For now, the court decision puts an end to a short and misguided period in the history of internet policy.
The DC Circuit Court of Appeals has validated the FCC's ‘Restoring Internet Freedom Order,’ which restores the longtime ‘light touch’ regulatory approach to the internet.
We write in support of the draft Third Report and Order on the implementation of Section 621 of the Cable Act and urge its adoption at the Commission’s August open meeting.
Bartlett D. Cleland, research fellow with the Institute for Policy Innovation, said the FCC “needs to establish a continuous supply of spectrum via auctions, on a schedule that will provide a regular flow of low, mid and high bands of spectrum. They must keep unlicensed bands open and available as well.”
During a panel discussion hosted by Consumer Action for a Strong Economy, research group president Tom Giovanetti said there’s no conflict between asking the FCC to limit local cable regulators’ authority and advocating for smaller government.
The FCC seeks to “limit municipal greed” with a “pro-consumer move” that “simply enforces the intention of federal law to limit the financial demands municipalities can make of cable providers,” wrote IPI president Tom Giovanetti. Some cities place a franchise fee on internet services, prohibited by the Internet Tax Freedom Act, he said: “When government imposes on companies, they end up being passed along” to consumers “in the form of higher prices.”

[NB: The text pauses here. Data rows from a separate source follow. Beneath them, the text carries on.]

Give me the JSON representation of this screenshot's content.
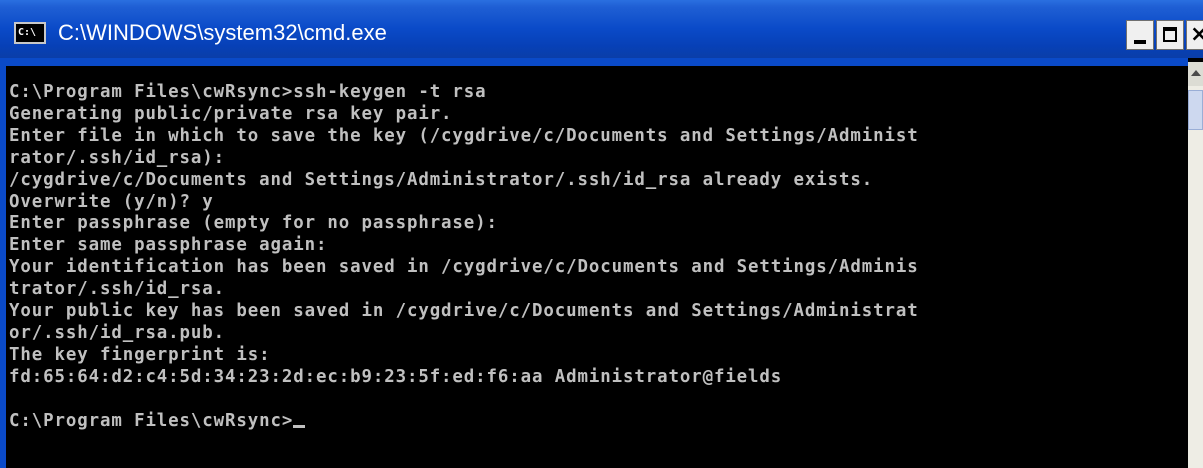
{
  "window": {
    "title": "C:\\WINDOWS\\system32\\cmd.exe",
    "icon_label": "C:\\",
    "buttons": {
      "minimize": "_",
      "maximize": "□",
      "close": "×"
    }
  },
  "console": {
    "lines": [
      "C:\\Program Files\\cwRsync>ssh-keygen -t rsa",
      "Generating public/private rsa key pair.",
      "Enter file in which to save the key (/cygdrive/c/Documents and Settings/Administ",
      "rator/.ssh/id_rsa):",
      "/cygdrive/c/Documents and Settings/Administrator/.ssh/id_rsa already exists.",
      "Overwrite (y/n)? y",
      "Enter passphrase (empty for no passphrase):",
      "Enter same passphrase again:",
      "Your identification has been saved in /cygdrive/c/Documents and Settings/Adminis",
      "trator/.ssh/id_rsa.",
      "Your public key has been saved in /cygdrive/c/Documents and Settings/Administrat",
      "or/.ssh/id_rsa.pub.",
      "The key fingerprint is:",
      "fd:65:64:d2:c4:5d:34:23:2d:ec:b9:23:5f:ed:f6:aa Administrator@fields",
      "",
      "C:\\Program Files\\cwRsync>"
    ]
  },
  "colors": {
    "titlebar": "#0a4ac8",
    "console_bg": "#000000",
    "console_text": "#c0c0c0"
  }
}
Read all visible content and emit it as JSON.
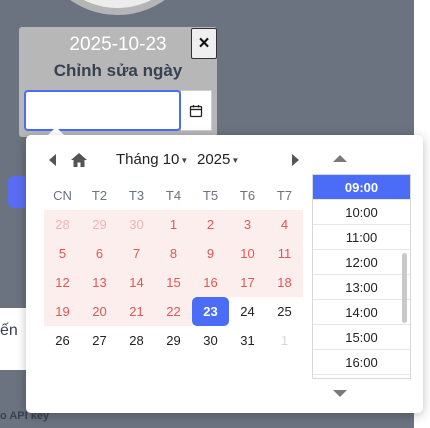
{
  "dialog": {
    "date_value": "2025-10-23",
    "heading": "Chỉnh sửa ngày",
    "close_label": "×",
    "input_value": ""
  },
  "background": {
    "partial_text": "ến",
    "partial_api_text": "o API key"
  },
  "picker": {
    "month_label": "Tháng 10",
    "year_label": "2025",
    "weekdays": [
      "CN",
      "T2",
      "T3",
      "T4",
      "T5",
      "T6",
      "T7"
    ],
    "weeks": [
      [
        {
          "d": "28",
          "s": "pink-muted"
        },
        {
          "d": "29",
          "s": "pink-muted"
        },
        {
          "d": "30",
          "s": "pink-muted"
        },
        {
          "d": "1",
          "s": "pink"
        },
        {
          "d": "2",
          "s": "pink"
        },
        {
          "d": "3",
          "s": "pink"
        },
        {
          "d": "4",
          "s": "pink"
        }
      ],
      [
        {
          "d": "5",
          "s": "pink"
        },
        {
          "d": "6",
          "s": "pink"
        },
        {
          "d": "7",
          "s": "pink"
        },
        {
          "d": "8",
          "s": "pink"
        },
        {
          "d": "9",
          "s": "pink"
        },
        {
          "d": "10",
          "s": "pink"
        },
        {
          "d": "11",
          "s": "pink"
        }
      ],
      [
        {
          "d": "12",
          "s": "pink"
        },
        {
          "d": "13",
          "s": "pink"
        },
        {
          "d": "14",
          "s": "pink"
        },
        {
          "d": "15",
          "s": "pink"
        },
        {
          "d": "16",
          "s": "pink"
        },
        {
          "d": "17",
          "s": "pink"
        },
        {
          "d": "18",
          "s": "pink"
        }
      ],
      [
        {
          "d": "19",
          "s": "pink"
        },
        {
          "d": "20",
          "s": "pink"
        },
        {
          "d": "21",
          "s": "pink"
        },
        {
          "d": "22",
          "s": "pink"
        },
        {
          "d": "23",
          "s": "selected"
        },
        {
          "d": "24",
          "s": "normal"
        },
        {
          "d": "25",
          "s": "normal"
        }
      ],
      [
        {
          "d": "26",
          "s": "normal"
        },
        {
          "d": "27",
          "s": "normal"
        },
        {
          "d": "28",
          "s": "normal"
        },
        {
          "d": "29",
          "s": "normal"
        },
        {
          "d": "30",
          "s": "normal"
        },
        {
          "d": "31",
          "s": "normal"
        },
        {
          "d": "1",
          "s": "muted"
        }
      ]
    ],
    "times": [
      "09:00",
      "10:00",
      "11:00",
      "12:00",
      "13:00",
      "14:00",
      "15:00",
      "16:00"
    ],
    "selected_time": "09:00"
  },
  "icons": {
    "prev": "chevron-left-icon",
    "home": "home-icon",
    "next": "chevron-right-icon",
    "calendar": "calendar-icon",
    "time_up": "arrow-up-icon",
    "time_down": "arrow-down-icon"
  },
  "colors": {
    "accent": "#4a6cf7",
    "range_bg": "#fdeeee",
    "range_text": "#e05757"
  }
}
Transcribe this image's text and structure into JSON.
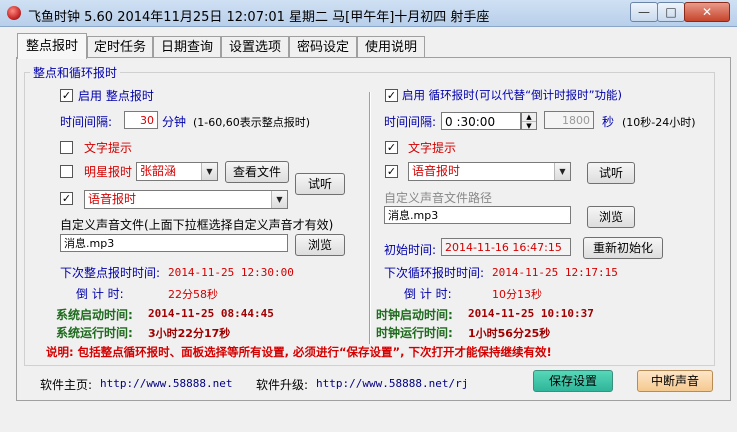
{
  "window": {
    "title": "飞鱼时钟 5.60 2014年11月25日 12:07:01 星期二 马[甲午年]十月初四 射手座",
    "minimize_label": "—",
    "maximize_label": "□",
    "close_label": "✕"
  },
  "tabs": [
    {
      "label": "整点报时",
      "active": true
    },
    {
      "label": "定时任务"
    },
    {
      "label": "日期查询"
    },
    {
      "label": "设置选项"
    },
    {
      "label": "密码设定"
    },
    {
      "label": "使用说明"
    }
  ],
  "group_title": "整点和循环报时",
  "left": {
    "enable_label": "启用 整点报时",
    "interval_label": "时间间隔:",
    "interval_value": "30",
    "interval_unit": "分钟",
    "interval_hint": "(1-60,60表示整点报时)",
    "text_prompt_label": "文字提示",
    "star_label": "明星报时",
    "star_select": "张韶涵",
    "view_file_button": "查看文件",
    "test_button": "试听",
    "voice_select": "语音报时",
    "custom_sound_label": "自定义声音文件(上面下拉框选择自定义声音才有效)",
    "custom_sound_value": "消息.mp3",
    "browse_button": "浏览",
    "next_label": "下次整点报时时间:",
    "next_value": "2014-11-25 12:30:00",
    "countdown_label": "倒 计 时:",
    "countdown_value": "22分58秒",
    "sys_start_label": "系统启动时间:",
    "sys_start_value": "2014-11-25 08:44:45",
    "sys_run_label": "系统运行时间:",
    "sys_run_value": "3小时22分17秒"
  },
  "right": {
    "enable_label": "启用 循环报时(可以代替“倒计时报时”功能)",
    "interval_label": "时间间隔:",
    "interval_value": "0 :30:00",
    "seconds_value": "1800",
    "seconds_unit": "秒",
    "seconds_hint": "(10秒-24小时)",
    "text_prompt_label": "文字提示",
    "voice_select": "语音报时",
    "test_button": "试听",
    "custom_path_label": "自定义声音文件路径",
    "custom_path_value": "消息.mp3",
    "browse_button": "浏览",
    "init_label": "初始时间:",
    "init_value": "2014-11-16 16:47:15",
    "reinit_button": "重新初始化",
    "next_label": "下次循环报时时间:",
    "next_value": "2014-11-25 12:17:15",
    "countdown_label": "倒 计 时:",
    "countdown_value": "10分13秒",
    "clock_start_label": "时钟启动时间:",
    "clock_start_value": "2014-11-25 10:10:37",
    "clock_run_label": "时钟运行时间:",
    "clock_run_value": "1小时56分25秒"
  },
  "notice": "说明: 包括整点循环报时、面板选择等所有设置, 必须进行“保存设置”, 下次打开才能保持继续有效!",
  "footer": {
    "home_label": "软件主页:",
    "home_url": "http://www.58888.net",
    "upgrade_label": "软件升级:",
    "upgrade_url": "http://www.58888.net/rj",
    "save_button": "保存设置",
    "stop_button": "中断声音"
  },
  "check_mark": "✓"
}
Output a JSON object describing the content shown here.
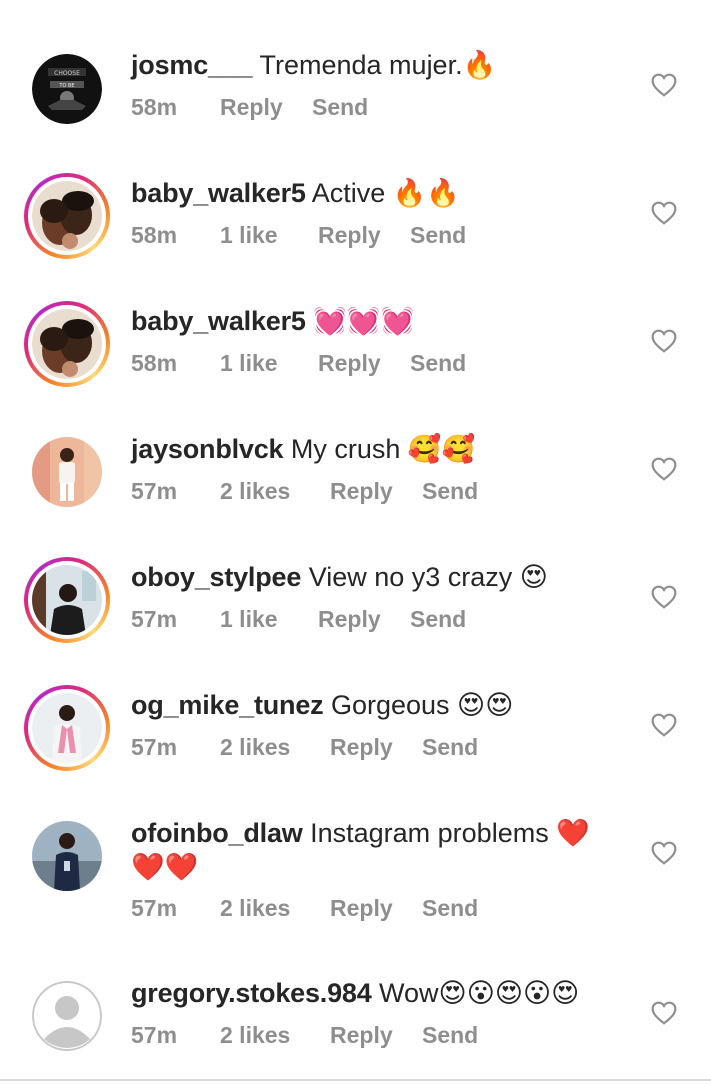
{
  "comments": [
    {
      "username": "josmc___",
      "text": "Tremenda mujer.🔥",
      "time": "58m",
      "likes": "",
      "reply": "Reply",
      "send": "Send",
      "avatar": "dark-logo",
      "story": false
    },
    {
      "username": "baby_walker5",
      "text": "Active 🔥🔥",
      "time": "58m",
      "likes": "1 like",
      "reply": "Reply",
      "send": "Send",
      "avatar": "couple-photo",
      "story": true
    },
    {
      "username": "baby_walker5",
      "text": "💓💓💓",
      "time": "58m",
      "likes": "1 like",
      "reply": "Reply",
      "send": "Send",
      "avatar": "couple-photo",
      "story": true
    },
    {
      "username": "jaysonblvck",
      "text": "My crush 🥰🥰",
      "time": "57m",
      "likes": "2 likes",
      "reply": "Reply",
      "send": "Send",
      "avatar": "person-pink-bg",
      "story": false
    },
    {
      "username": "oboy_stylpee",
      "text": "View no y3 crazy 😍",
      "time": "57m",
      "likes": "1 like",
      "reply": "Reply",
      "send": "Send",
      "avatar": "barbershop-photo",
      "story": true
    },
    {
      "username": "og_mike_tunez",
      "text": "Gorgeous 😍😍",
      "time": "57m",
      "likes": "2 likes",
      "reply": "Reply",
      "send": "Send",
      "avatar": "person-white-outfit",
      "story": true
    },
    {
      "username": "ofoinbo_dlaw",
      "text": "Instagram problems ❤️",
      "text2": "❤️❤️",
      "time": "57m",
      "likes": "2 likes",
      "reply": "Reply",
      "send": "Send",
      "avatar": "person-outdoor",
      "story": false
    },
    {
      "username": "gregory.stokes.984",
      "text": "Wow😍😮😍😮😍",
      "time": "57m",
      "likes": "2 likes",
      "reply": "Reply",
      "send": "Send",
      "avatar": "default-avatar",
      "story": false
    }
  ],
  "icons": {
    "like": "heart-outline-icon"
  },
  "colors": {
    "text": "#262626",
    "meta": "#8e8e8e",
    "story_ring_start": "#f58529",
    "story_ring_end": "#dd2a7b"
  }
}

It’s unclear how the new ruling will effect smaller sellers, but Institute for Policy Innovation president Tom Giovanetti is in the camp of those that sees it as a big problem for them.